When you unlocked the door, the light spilled in—a blotch of moonlight blemishing the dark, illuminating the pathetic shape of a middle-aged man, unconscious, spreading himself across our couch. Mouth agape, boat shoes still on. His silvery hair glinted and a pale sliver of stomach peeked out from his golf shirt’s nylon-cotton blend. His arms were awkwardly raised above his drooping head, outstretched as if anticipating a rollercoaster’s thrilling decline.

How in the hell? My whisper sliced like a blade through the stillness. Seriously, how in the fuck?

Within moments, we’d solved the mystery. The ecstatic wooing of clubgoers so shrill and near as if they were grinding away in our kitchen. We discovered the sliding glass door overlooking our balcony was ajar, wide open to the downtown revelry. Dad, as drunk as he was, had remembered which apartment was ours, correctly identified it from behind, climbed the two stories up and over the railing’s thick metal bars to slip through our door, equipped with the dumb faith we left it unlocked and our loveseat was waiting to embrace him in dreamless sleep.

I wanted answers. I wanted them now.

Dad, dad! Goddammit Dad. My small hands kneaded and kneaded into the stubborn dough of him but his flesh was unyielding.

You slammed the sliding glass door shut and searched for a blanket we didn’t own. I stood over the snoring bulk of him, fists dangling at my sides, until the dark settled and the moon retreated. Eventually, you pulled me to bed.

I woke up, damp from the late morning heat, back flat against the deflated air mattress because we still hadn’t bought a real bed. You stirred and instinctively climbed on top of me. Your thrusts were shallow, so he wouldn’t hear. I covered my mouth even though I wasn’t making any noise. When we opened the door, he was awake and chipper and inquiring about breakfast. I never asked him how he managed to find our place, to awake from his piss-drenched slumber and climb on through. And he never asked me what I was doing with you, a man who accepted all this mess without protest—a man who should’ve know better because he was a father himself.
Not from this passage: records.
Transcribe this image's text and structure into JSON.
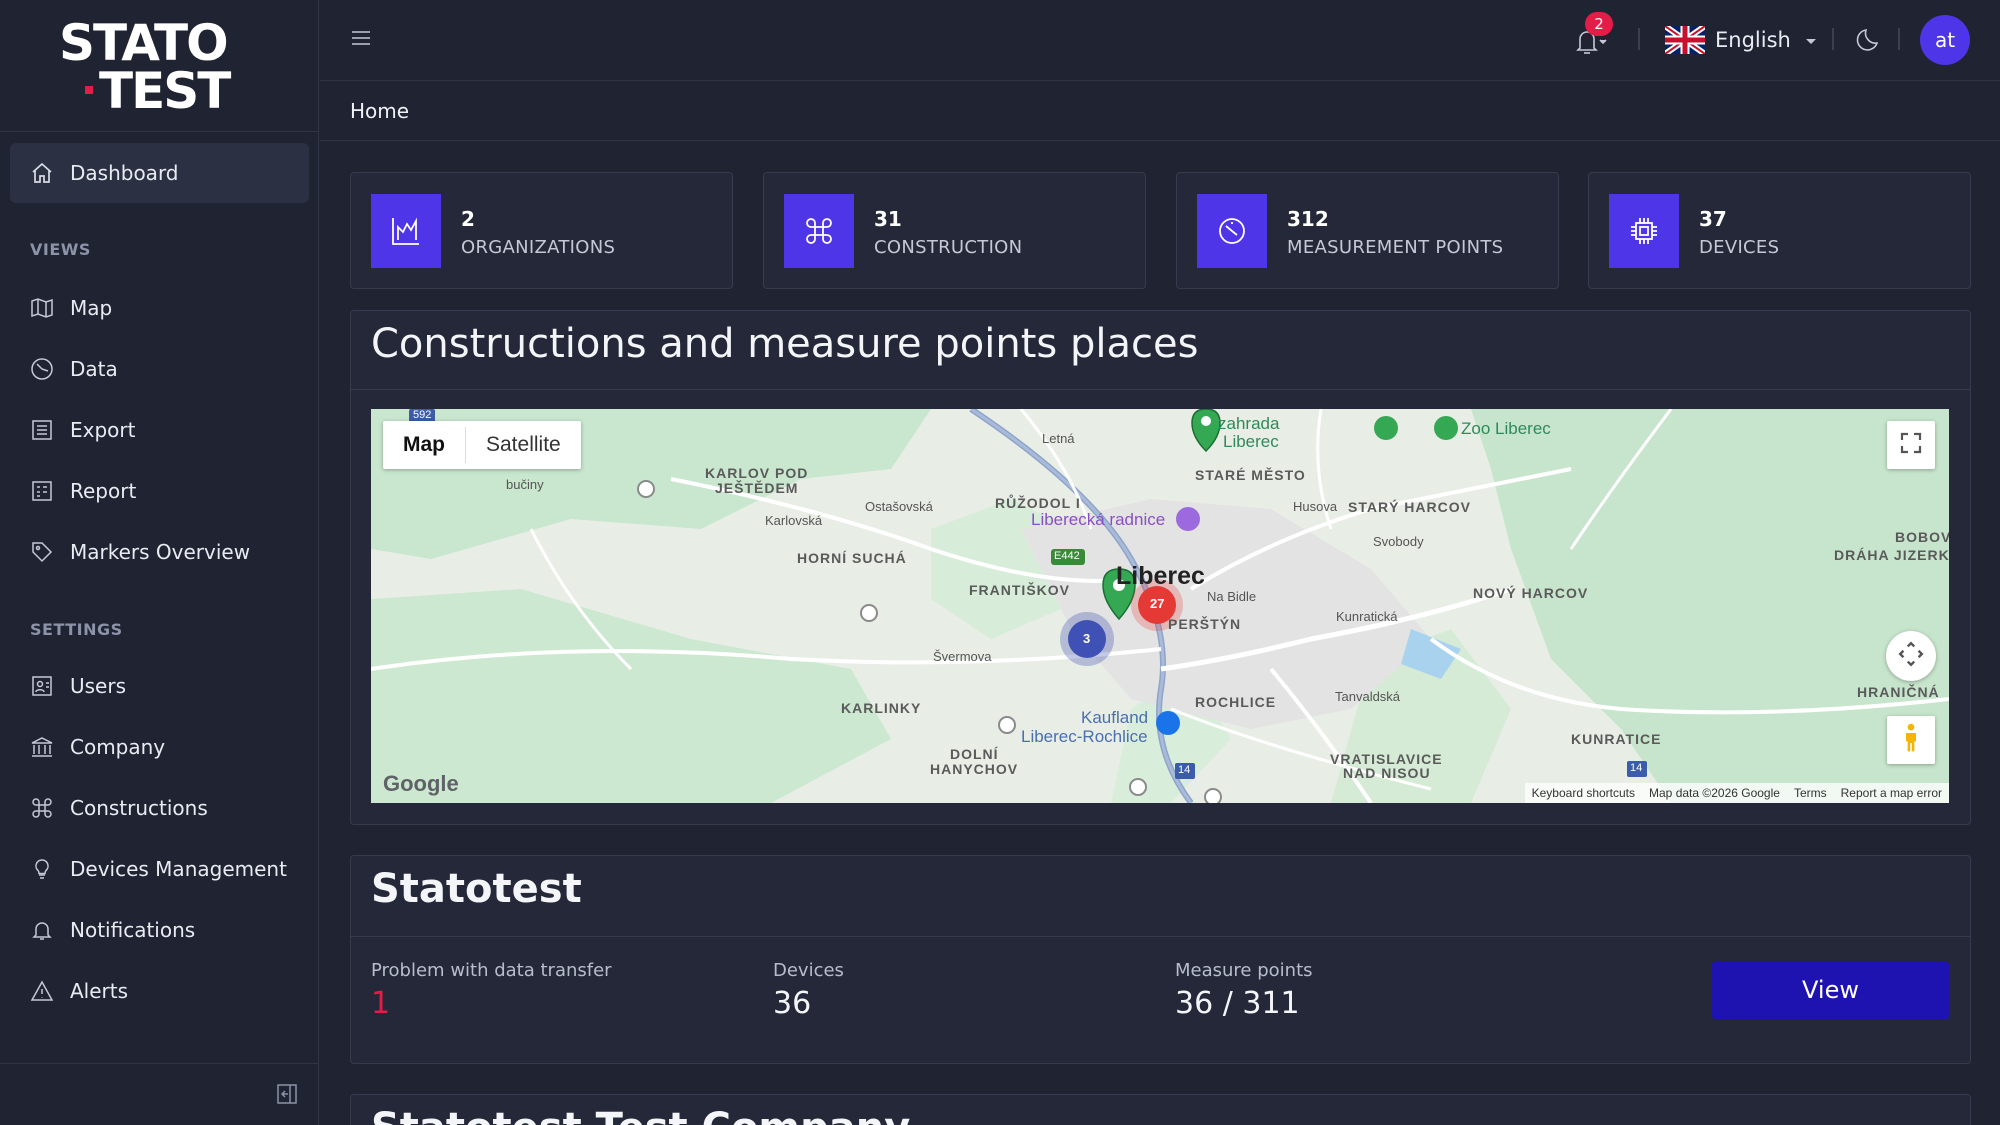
{
  "brand": {
    "line1": "STATO",
    "line2": "TEST"
  },
  "sidebar": {
    "dashboard": "Dashboard",
    "views_title": "VIEWS",
    "views": [
      {
        "label": "Map",
        "icon": "map-icon"
      },
      {
        "label": "Data",
        "icon": "chart-icon"
      },
      {
        "label": "Export",
        "icon": "export-icon"
      },
      {
        "label": "Report",
        "icon": "report-icon"
      },
      {
        "label": "Markers Overview",
        "icon": "tag-icon"
      }
    ],
    "settings_title": "SETTINGS",
    "settings": [
      {
        "label": "Users",
        "icon": "users-icon"
      },
      {
        "label": "Company",
        "icon": "building-icon"
      },
      {
        "label": "Constructions",
        "icon": "command-icon"
      },
      {
        "label": "Devices Management",
        "icon": "bulb-icon"
      },
      {
        "label": "Notifications",
        "icon": "bell-icon"
      },
      {
        "label": "Alerts",
        "icon": "alert-icon"
      }
    ]
  },
  "header": {
    "notification_count": "2",
    "language": "English",
    "avatar_initials": "at"
  },
  "breadcrumb": {
    "current": "Home"
  },
  "stats": [
    {
      "value": "2",
      "label": "ORGANIZATIONS"
    },
    {
      "value": "31",
      "label": "CONSTRUCTION"
    },
    {
      "value": "312",
      "label": "MEASUREMENT POINTS"
    },
    {
      "value": "37",
      "label": "DEVICES"
    }
  ],
  "map_panel": {
    "title": "Constructions and measure points places",
    "toggle_map": "Map",
    "toggle_satellite": "Satellite",
    "google": "Google",
    "footer": [
      "Keyboard shortcuts",
      "Map data ©2026 Google",
      "Terms",
      "Report a map error"
    ],
    "cluster_red": "27",
    "cluster_blue": "3",
    "labels": {
      "liberec": "Liberec",
      "zoo": "Zoo Liberec",
      "zahrada": "zahrada",
      "zahrada2": "Liberec",
      "stare_mesto": "STARÉ MĚSTO",
      "karlov": "KARLOV POD",
      "jestedem": "JEŠTĚDEM",
      "ruzodol": "RŮŽODOL I",
      "radnice": "Liberecká radnice",
      "stary_harcov": "STARÝ HARCOV",
      "horni_sucha": "HORNÍ SUCHÁ",
      "frantiskov": "FRANTIŠKOV",
      "perstyn": "PERŠTÝN",
      "novy_harcov": "NOVÝ HARCOV",
      "bobov1": "BOBOV",
      "bobov2": "DRÁHA JIZERK",
      "rochlice": "ROCHLICE",
      "karlinky": "KARLINKY",
      "kaufland1": "Kaufland",
      "kaufland2": "Liberec-Rochlice",
      "dolni1": "DOLNÍ",
      "dolni2": "HANYCHOV",
      "vratislavice1": "VRATISLAVICE",
      "vratislavice2": "NAD NISOU",
      "kunratice": "KUNRATICE",
      "hranicna": "HRANIČNÁ",
      "buciny": "bučiny",
      "svermova": "Švermova",
      "husova": "Husova",
      "na_bidle": "Na Bidle",
      "kunraticka": "Kunratická",
      "tanvaldska": "Tanvaldská",
      "karlovska": "Karlovská",
      "ostasovska": "Ostašovská",
      "letna": "Letná",
      "svobody": "Svobody",
      "road_e442": "E442",
      "road_592": "592",
      "road_14a": "14",
      "road_14b": "14"
    }
  },
  "companies": [
    {
      "name": "Statotest",
      "problem_label": "Problem with data transfer",
      "problem_value": "1",
      "devices_label": "Devices",
      "devices_value": "36",
      "points_label": "Measure points",
      "points_value": "36 / 311",
      "button": "View"
    },
    {
      "name": "Statotest Test Company"
    }
  ],
  "colors": {
    "accent": "#4f35e8",
    "danger": "#e11d48",
    "button": "#1e12b0",
    "background": "#1f2332",
    "card": "#242838"
  }
}
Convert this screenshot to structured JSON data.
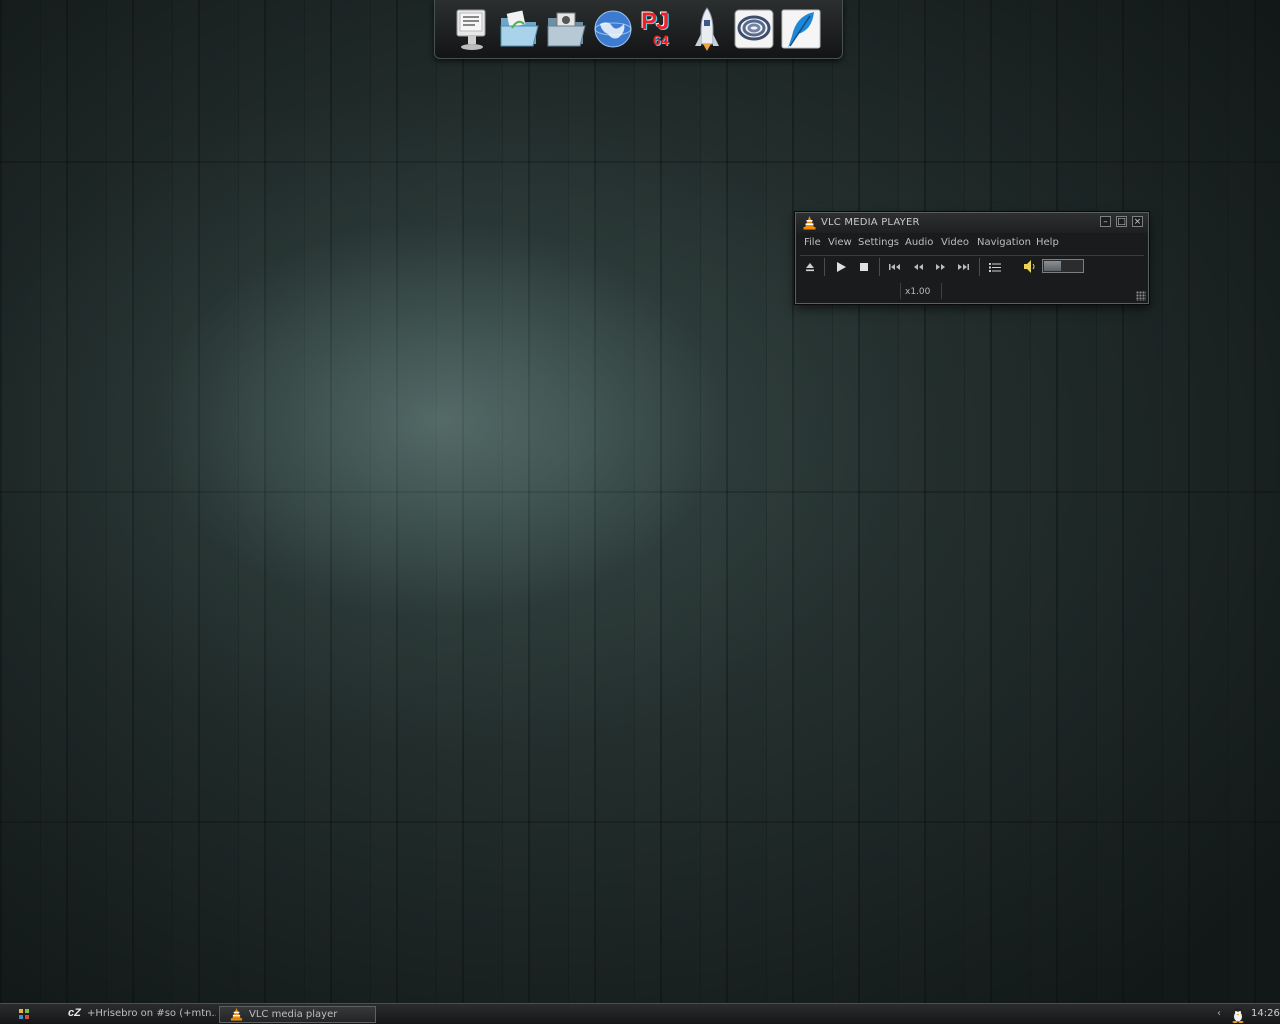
{
  "dock": {
    "icons": [
      {
        "name": "monitor-icon"
      },
      {
        "name": "folder-open-icon"
      },
      {
        "name": "folder-pictures-icon"
      },
      {
        "name": "globe-icon"
      },
      {
        "name": "pj64-icon",
        "label": "PJ",
        "sub": "64"
      },
      {
        "name": "rocket-shuttle-icon"
      },
      {
        "name": "spiral-app-icon"
      },
      {
        "name": "feather-icon"
      }
    ]
  },
  "vlc": {
    "title": "VLC MEDIA PLAYER",
    "menu": [
      "File",
      "View",
      "Settings",
      "Audio",
      "Video",
      "Navigation",
      "Help"
    ],
    "speed": "x1.00",
    "volume_level": 0.45,
    "window_buttons": {
      "minimize": "–",
      "maximize": "□",
      "close": "×"
    }
  },
  "taskbar": {
    "tasks": [
      {
        "label": "+Hrisebro on #so (+mtn...",
        "icon": "cz-icon",
        "icon_text": "cZ"
      },
      {
        "label": "VLC media player",
        "icon": "vlc-cone-icon"
      }
    ],
    "clock": "14:26",
    "tray_arrow": "‹"
  },
  "colors": {
    "vlc_orange": "#f28b00",
    "wallpaper": "#2b3a38",
    "panel": "#1a1b1c"
  }
}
We took him to a diner, just blocks away from where we’d lost him. We ate our breakfast in big, airless gulps. He ordered a second Bloody Mary, extra spicy, and you followed suit. I knew it’d be months before my dad would next call or visit, that I’d lost him again even though he sat across from me, oversalting his omelette and cracking jokes. When he excused himself for the bathroom, you reassured me that he meant well, that a man like him made mistakes out of guilt and old pain. As you talked, your hand climbed my thigh while the other picked up the tab.


image: D.T. Robbins